Great collaborative activity. Instead of the explicatory spin that Tom Wujec gives it, just ask participants the Jacotot questions: What did you see? What do you think of it? What can you make of it? There is a lot to see, so taking time with the first question (always a good idea) is especially important. I think it would pair well with Broken Squares, the Marshmallow game coming first.
I found this site while looking for a good write-up of the Marshmallow Challenge. I haven't had time to go through the games yet, but will. Seems like some of them could be useful -- like SWOT, which found its way into the Troublemaker's Handbook back in the day.
Standing in a circle, a group of five to ten people. The joker hands the first player an index card with a word on it (or an object or picture). Player 1 has to ask Player 2 a question based on that word. Player two answers, then does the same for Player 3, etc.
Idea for an activity: in trios, one player is the couch potato, the other two are actors in a TV show. The actors improvise a dialogue. At any time, the couch potato can say, "mute!" as if hitting the mute button on a remote control. When s/he does that, the players continue their dialogue without any sound.
The players have to pay attention so that when the couch potato turns off the mute, they have something to say.
In pairs, person one greets person two. Person two has trouble understanding everything that person one says and asks for clarification twice or three times. Example:
1: Hi Yolanda! How are you?
2: I'm sorry, what did you say?
1: I said, "How are you?"
2: I'm sorry I don't understand.
1: How are you feeling?
2: Oh, fine. Thank you. How are you?
1: I said I am fine.
2: I'm sorry, I don't understand...
Do for a short time, two minutes or so, then switch roles.
Based on the activity "Puro Cuento" in Técnicas Participativas Para la Educación Popular Vol. 1.

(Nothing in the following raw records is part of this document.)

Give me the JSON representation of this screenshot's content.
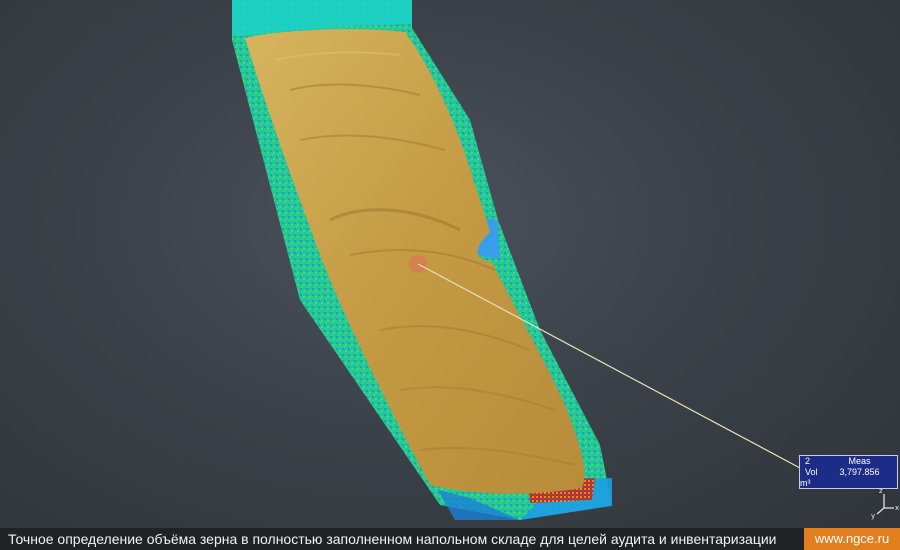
{
  "measurement": {
    "index": "2",
    "header": "Meas",
    "label": "Vol",
    "value": "3,797.856",
    "unit": "m³"
  },
  "caption": {
    "text": "Точное определение объёма зерна в полностью заполненном напольном складе для целей аудита и инвентаризации",
    "site": "www.ngce.ru"
  },
  "colors": {
    "grain": "#c8a24e",
    "wall": "#27d9a0",
    "scan_blue": "#2f8fe6",
    "measurement_box": "#1d2c86",
    "site_badge": "#e27e1d"
  },
  "icons": [
    "axis-triad-icon",
    "measurement-marker-icon"
  ]
}
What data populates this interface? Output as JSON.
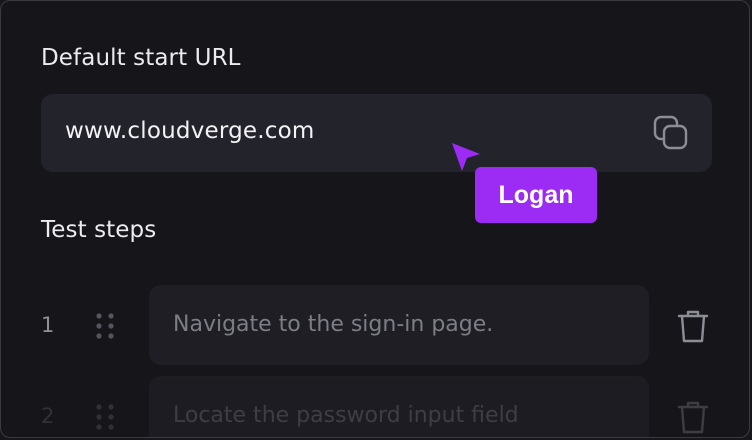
{
  "start_url": {
    "label": "Default start URL",
    "value": "www.cloudverge.com",
    "copy_icon": "copy-icon"
  },
  "collaborator": {
    "name": "Logan",
    "color": "#9c2cf3",
    "cursor_icon": "cursor-arrow-icon"
  },
  "test_steps": {
    "label": "Test steps",
    "items": [
      {
        "number": "1",
        "text": "Navigate to the sign-in page."
      },
      {
        "number": "2",
        "text": "Locate the password input field"
      }
    ]
  }
}
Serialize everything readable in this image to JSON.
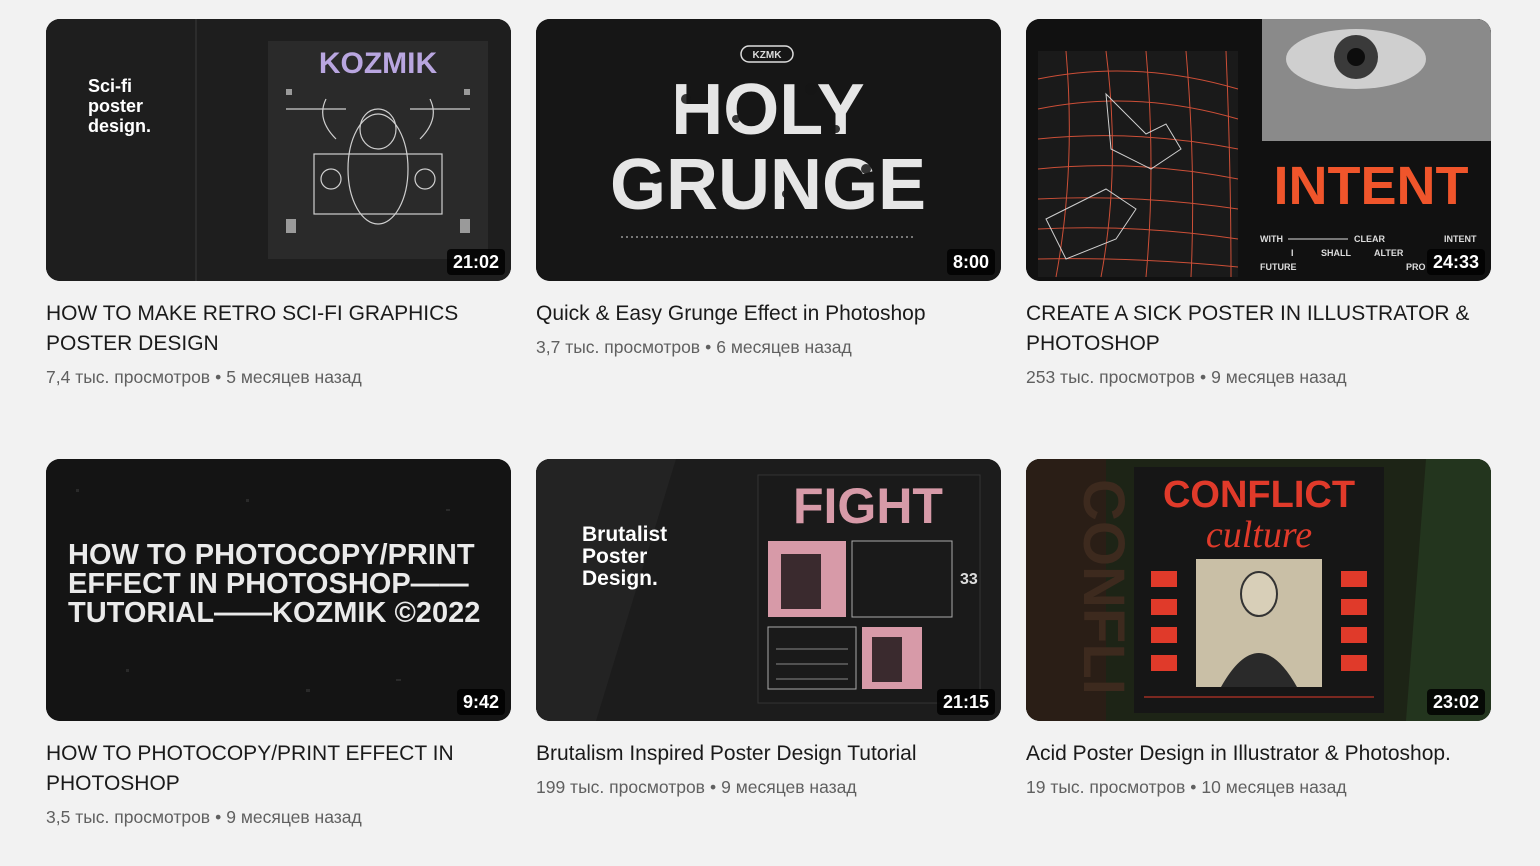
{
  "videos": [
    {
      "title": "HOW TO MAKE RETRO SCI-FI GRAPHICS POSTER DESIGN",
      "views": "7,4 тыс. просмотров",
      "age": "5 месяцев назад",
      "duration": "21:02",
      "thumb_text": {
        "caption": [
          "Sci-fi",
          "poster",
          "design."
        ],
        "logo": "KOZMIK"
      }
    },
    {
      "title": "Quick & Easy Grunge Effect in Photoshop",
      "views": "3,7 тыс. просмотров",
      "age": "6 месяцев назад",
      "duration": "8:00",
      "thumb_text": {
        "line1": "HOLY",
        "line2": "GRUNGE",
        "badge": "KZMK"
      }
    },
    {
      "title": "CREATE A SICK POSTER IN ILLUSTRATOR & PHOTOSHOP",
      "views": "253 тыс. просмотров",
      "age": "9 месяцев назад",
      "duration": "24:33",
      "thumb_text": {
        "headline": "INTENT",
        "words": [
          "WITH",
          "CLEAR",
          "INTENT",
          "I",
          "SHALL",
          "ALTER",
          "FUTURE",
          "PRO"
        ]
      }
    },
    {
      "title": "HOW TO PHOTOCOPY/PRINT EFFECT IN PHOTOSHOP",
      "views": "3,5 тыс. просмотров",
      "age": "9 месяцев назад",
      "duration": "9:42",
      "thumb_text": {
        "lines": [
          "HOW TO PHOTOCOPY/PRINT",
          "EFFECT IN PHOTOSHOP——",
          "TUTORIAL——KOZMIK ©2022"
        ]
      }
    },
    {
      "title": "Brutalism Inspired Poster Design Tutorial",
      "views": "199 тыс. просмотров",
      "age": "9 месяцев назад",
      "duration": "21:15",
      "thumb_text": {
        "caption": [
          "Brutalist",
          "Poster",
          "Design."
        ],
        "headline": "FIGHT",
        "number": "33"
      }
    },
    {
      "title": "Acid Poster Design in Illustrator & Photoshop.",
      "views": "19 тыс. просмотров",
      "age": "10 месяцев назад",
      "duration": "23:02",
      "thumb_text": {
        "line1": "CONFLICT",
        "line2": "culture",
        "side": "CONFLI"
      }
    }
  ],
  "colors": {
    "lavender": "#b9a6e0",
    "orange": "#f0552b",
    "pink": "#d79aa8",
    "red": "#e03a2a",
    "olive": "#2f3a22"
  },
  "dot": "•"
}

Joker gives pairs of participants 5 minutes to choose a short text -- about one-half to one page long. (The text needs to be available to all. A passage from a textbook, a handout prepared ahead of time, a webpage everyone can find on their phones...)
Joker calls on people.
Me --> You
Random distribution of playing cards, then go high to low, by suit...
One fun idea, use playing cards and have people with black suits (Spades, Clubs) tell the truth and people with Red suits tell a lie.
I learned this from a student at Meiji University.
One person sits in the middle of the room surrounded by the other participants. S/he asks the group to think of one thing -- for example, their favorite musician. On the count of three, everyone calls out their answer at the same time. The person in the middle, who can ask the group to repeat their answers if necessary (again, all at the same time), listens carefully and then names all the musicians s/her heard, checking who said it. If s/he correctly hears all the items, s/he can choose the next person to sit in the middle.
Adapted from Writing Into... http://re.rollingearth.org/?q=content/writing
Take a text and ask players to write questions they have about any word or sentence.
Then, ask them to rewrite the text to include the questions.
Discuss the questions.
Rewrite again, this time writing in the questions and answers.